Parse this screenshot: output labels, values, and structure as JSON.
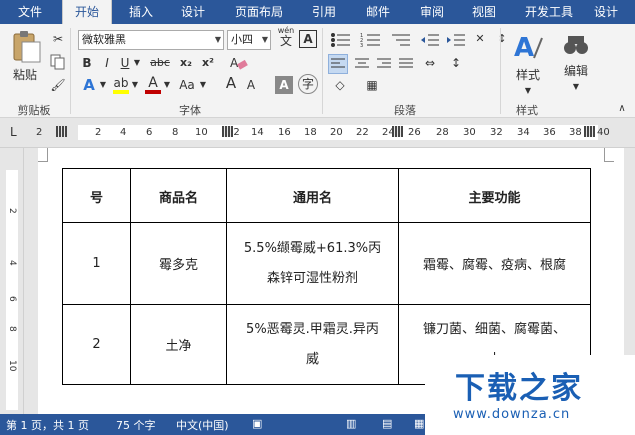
{
  "tabs": [
    {
      "label": "文件"
    },
    {
      "label": "开始"
    },
    {
      "label": "插入"
    },
    {
      "label": "设计"
    },
    {
      "label": "页面布局"
    },
    {
      "label": "引用"
    },
    {
      "label": "邮件"
    },
    {
      "label": "审阅"
    },
    {
      "label": "视图"
    },
    {
      "label": "开发工具"
    },
    {
      "label": "设计"
    }
  ],
  "ribbon": {
    "clipboard": {
      "paste_label": "粘贴",
      "group_label": "剪贴板"
    },
    "font": {
      "font_name": "微软雅黑",
      "font_size": "小四",
      "wen_label": "wén",
      "wen_char": "文",
      "bold": "B",
      "italic": "I",
      "underline": "U",
      "strike": "abc",
      "subscript": "x₂",
      "superscript": "x²",
      "grow": "A",
      "shrink": "A",
      "aa": "Aa",
      "group_label": "字体"
    },
    "paragraph": {
      "group_label": "段落"
    },
    "styles": {
      "label": "样式",
      "group_label": "样式"
    },
    "editing": {
      "label": "编辑"
    }
  },
  "ruler_h": [
    "2",
    "2",
    "4",
    "6",
    "8",
    "10",
    "12",
    "14",
    "16",
    "18",
    "20",
    "22",
    "24",
    "26",
    "28",
    "30",
    "32",
    "34",
    "36",
    "38",
    "40"
  ],
  "ruler_v": [
    "2",
    "4",
    "6",
    "8",
    "10"
  ],
  "table": {
    "headers": [
      "号",
      "商品名",
      "通用名",
      "主要功能"
    ],
    "rows": [
      {
        "no": "1",
        "name": "霉多克",
        "generic": [
          "5.5%缬霉威+61.3%丙",
          "森锌可湿性粉剂"
        ],
        "function": "霜霉、腐霉、疫病、根腐"
      },
      {
        "no": "2",
        "name": "土净",
        "generic": [
          "5%恶霉灵.甲霜灵.异丙",
          "威"
        ],
        "function": [
          "镰刀菌、细菌、腐霉菌、",
          "小"
        ]
      }
    ]
  },
  "status": {
    "page": "第 1 页，共 1 页",
    "words": "75 个字",
    "language": "中文(中国)"
  },
  "watermark": {
    "title": "下载之家",
    "url": "www.downza.cn"
  },
  "colors": {
    "ribbon_blue": "#2b579a",
    "accent": "#1a5fb4",
    "font_color_red": "#c00000",
    "highlight_yellow": "#ffff00"
  }
}
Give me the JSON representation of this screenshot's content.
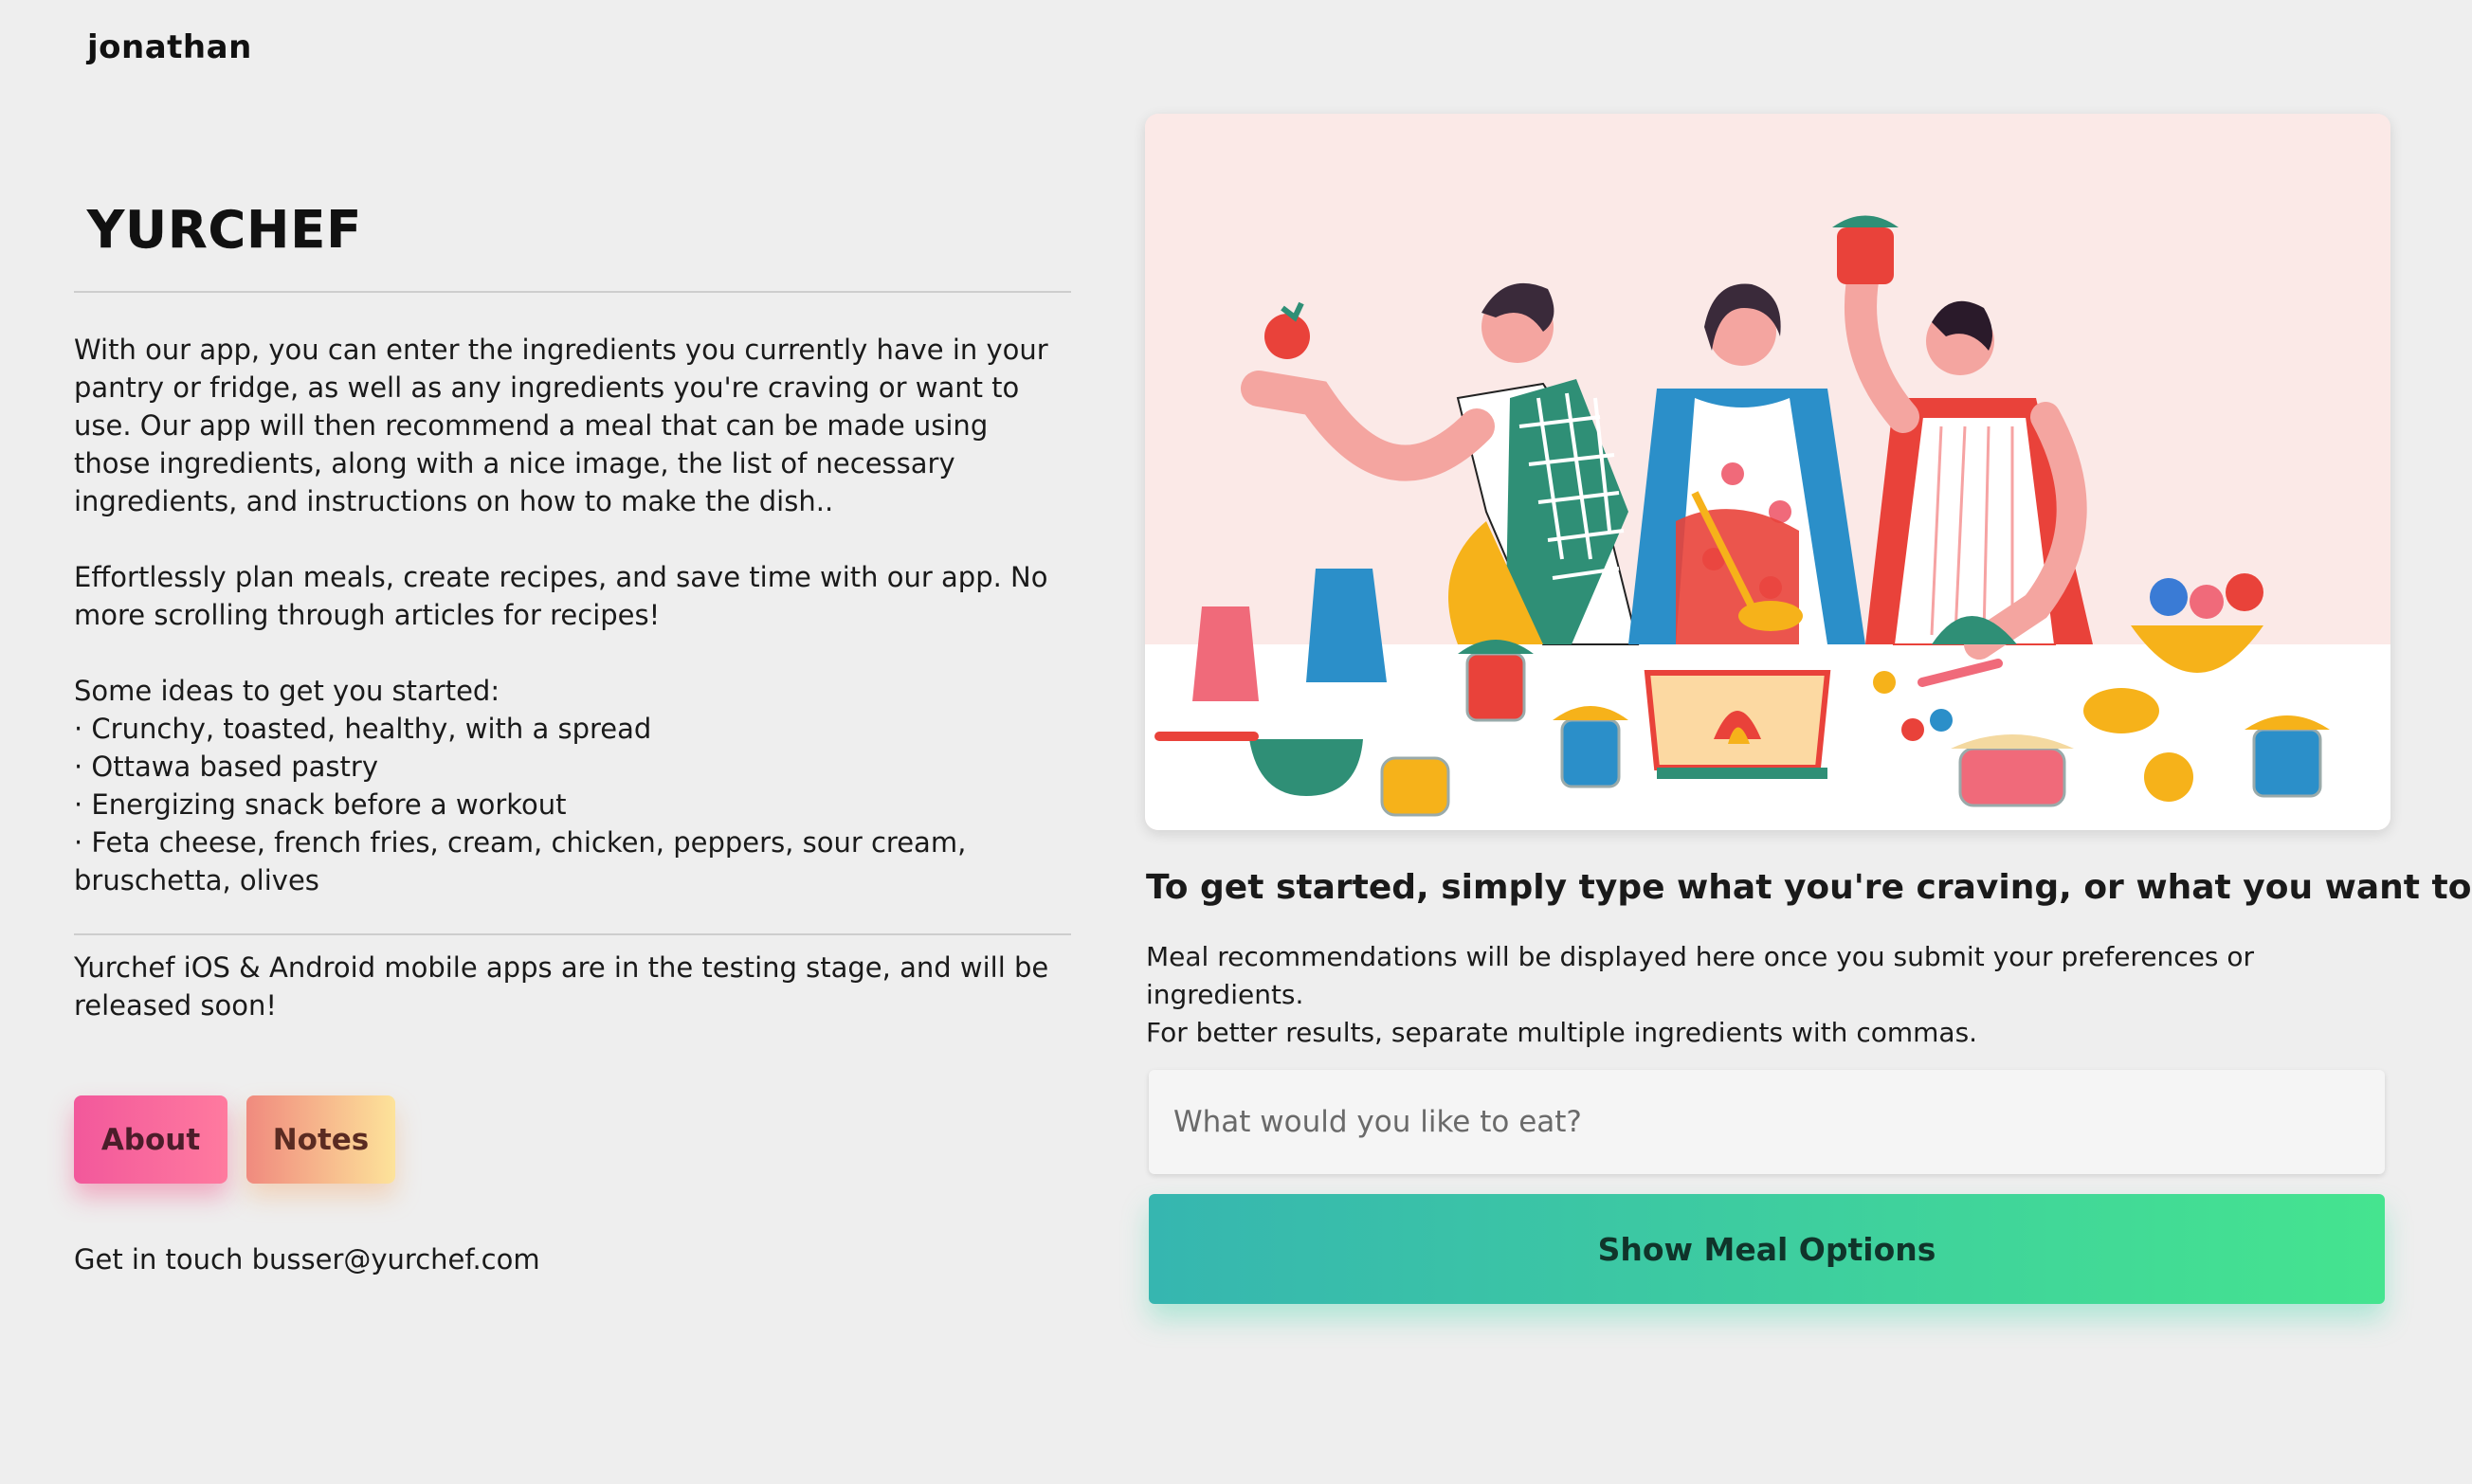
{
  "header": {
    "username": "jonathan"
  },
  "brand": {
    "name": "YURCHEF"
  },
  "intro": {
    "paragraph1": "With our app, you can enter the ingredients you currently have in your pantry or fridge, as well as any ingredients you're craving or want to use. Our app will then recommend a meal that can be made using those ingredients, along with a nice image, the list of necessary ingredients, and instructions on how to make the dish..",
    "paragraph2": "Effortlessly plan meals, create recipes, and save time with our app. No more scrolling through articles for recipes!",
    "ideas_title": "Some ideas to get you started:",
    "ideas": [
      "· Crunchy, toasted, healthy, with a spread",
      "· Ottawa based pastry",
      "· Energizing snack before a workout",
      "· Feta cheese, french fries, cream, chicken, peppers, sour cream, bruschetta, olives"
    ]
  },
  "mobile_note": "Yurchef iOS & Android mobile apps are in the testing stage, and will be released soon!",
  "buttons": {
    "about": "About",
    "notes": "Notes"
  },
  "contact": {
    "text": "Get in touch busser@yurchef.com"
  },
  "main": {
    "hero_icon": "cooking-people-illustration",
    "heading": "To get started, simply type what you're craving, or what you want to use!",
    "subtext_line1": "Meal recommendations will be displayed here once you submit your preferences or ingredients.",
    "subtext_line2": "For better results, separate multiple ingredients with commas.",
    "input_placeholder": "What would you like to eat?",
    "input_value": "",
    "submit_label": "Show Meal Options"
  },
  "colors": {
    "background": "#eeeeee",
    "about_gradient": [
      "#f2589b",
      "#ff7a9f"
    ],
    "notes_gradient": [
      "#f08a7e",
      "#fde39a"
    ],
    "submit_gradient": [
      "#36b6b0",
      "#45e48f"
    ]
  }
}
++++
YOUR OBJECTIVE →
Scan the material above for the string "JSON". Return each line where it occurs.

OUTPUT BELOW →
Parse this screenshot: output labels, values, and structure as JSON.
Give me the JSON representation of this screenshot's content.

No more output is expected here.